**INSTRUCTIONS TO FOLLOW**
Below are records; count the lines that hold the string "true" and give only the count.

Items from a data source
>>
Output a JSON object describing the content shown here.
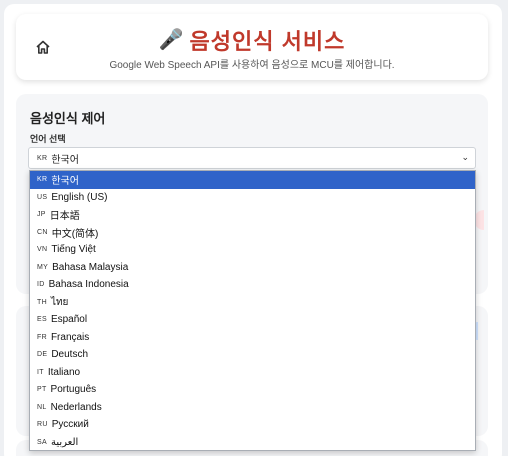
{
  "header": {
    "title": "음성인식 서비스",
    "subtitle": "Google Web Speech API를 사용하여 음성으로 MCU를 제어합니다."
  },
  "control": {
    "section_title": "음성인식 제어",
    "language_label": "언어 선택",
    "selected": {
      "code": "KR",
      "label": "한국어"
    }
  },
  "languages": [
    {
      "code": "KR",
      "label": "한국어",
      "selected": true
    },
    {
      "code": "US",
      "label": "English (US)"
    },
    {
      "code": "JP",
      "label": "日本語"
    },
    {
      "code": "CN",
      "label": "中文(简体)"
    },
    {
      "code": "VN",
      "label": "Tiếng Việt"
    },
    {
      "code": "MY",
      "label": "Bahasa Malaysia"
    },
    {
      "code": "ID",
      "label": "Bahasa Indonesia"
    },
    {
      "code": "TH",
      "label": "ไทย"
    },
    {
      "code": "ES",
      "label": "Español"
    },
    {
      "code": "FR",
      "label": "Français"
    },
    {
      "code": "DE",
      "label": "Deutsch"
    },
    {
      "code": "IT",
      "label": "Italiano"
    },
    {
      "code": "PT",
      "label": "Português"
    },
    {
      "code": "NL",
      "label": "Nederlands"
    },
    {
      "code": "RU",
      "label": "Русский"
    },
    {
      "code": "SA",
      "label": "العربية"
    }
  ],
  "icons": {
    "home": "home-icon",
    "mic": "microphone-icon",
    "chevron": "chevron-down-icon"
  },
  "colors": {
    "title": "#c0392b",
    "selected_option": "#2f63c9"
  }
}
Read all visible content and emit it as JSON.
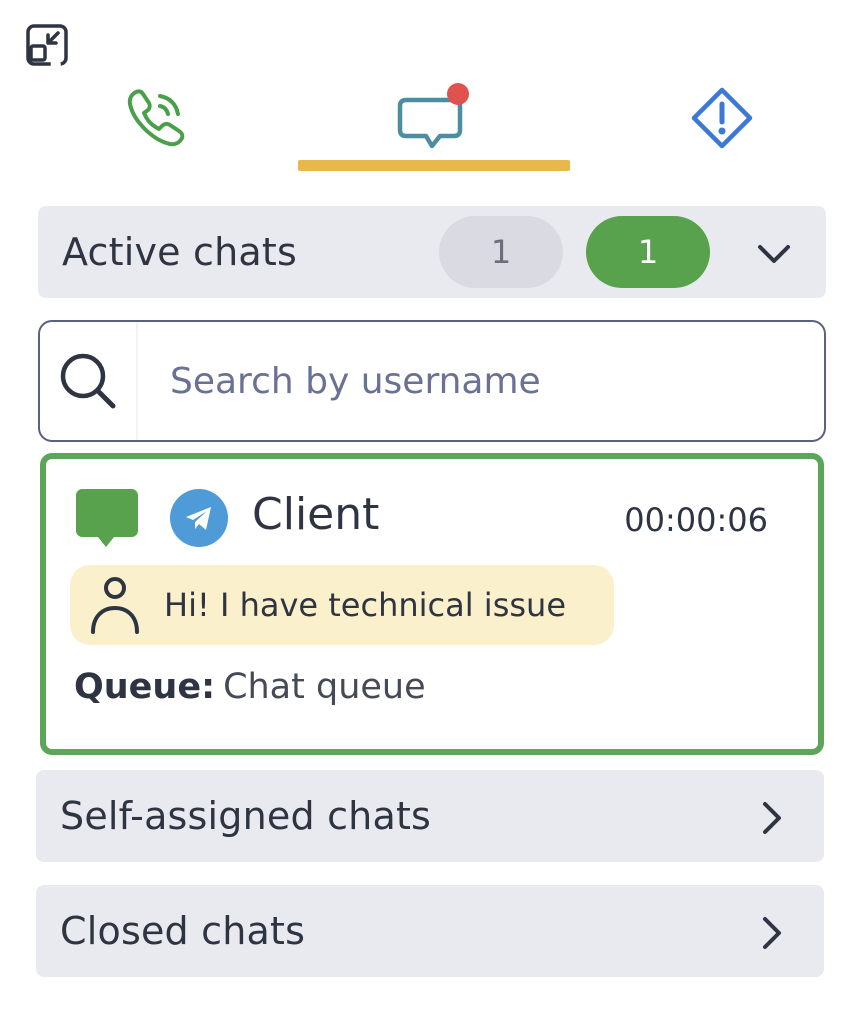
{
  "colors": {
    "accent_tab": "#e8b94a",
    "phone_green": "#4aa04a",
    "chat_teal": "#4a8ea0",
    "alert_blue": "#3b78d8",
    "notification_red": "#e0524d",
    "active_green": "#5ca55a",
    "telegram_blue": "#4f9bd8",
    "message_bg": "#fbf0cc"
  },
  "toolbar": {
    "minimize_icon": "minimize-icon"
  },
  "tabs": [
    {
      "icon": "phone-icon",
      "active": false
    },
    {
      "icon": "chat-icon",
      "active": true,
      "has_notification": true
    },
    {
      "icon": "alert-icon",
      "active": false
    }
  ],
  "active_chats": {
    "title": "Active chats",
    "count_grey": "1",
    "count_green": "1",
    "expanded": true
  },
  "search": {
    "placeholder": "Search by username",
    "value": ""
  },
  "chat_card": {
    "client": "Client",
    "timer": "00:00:06",
    "channel_icon": "telegram-icon",
    "message": "Hi! I have technical issue",
    "queue_label": "Queue:",
    "queue_value": "Chat queue"
  },
  "self_assigned": {
    "title": "Self-assigned chats"
  },
  "closed": {
    "title": "Closed chats"
  }
}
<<
**SOLUTION**
4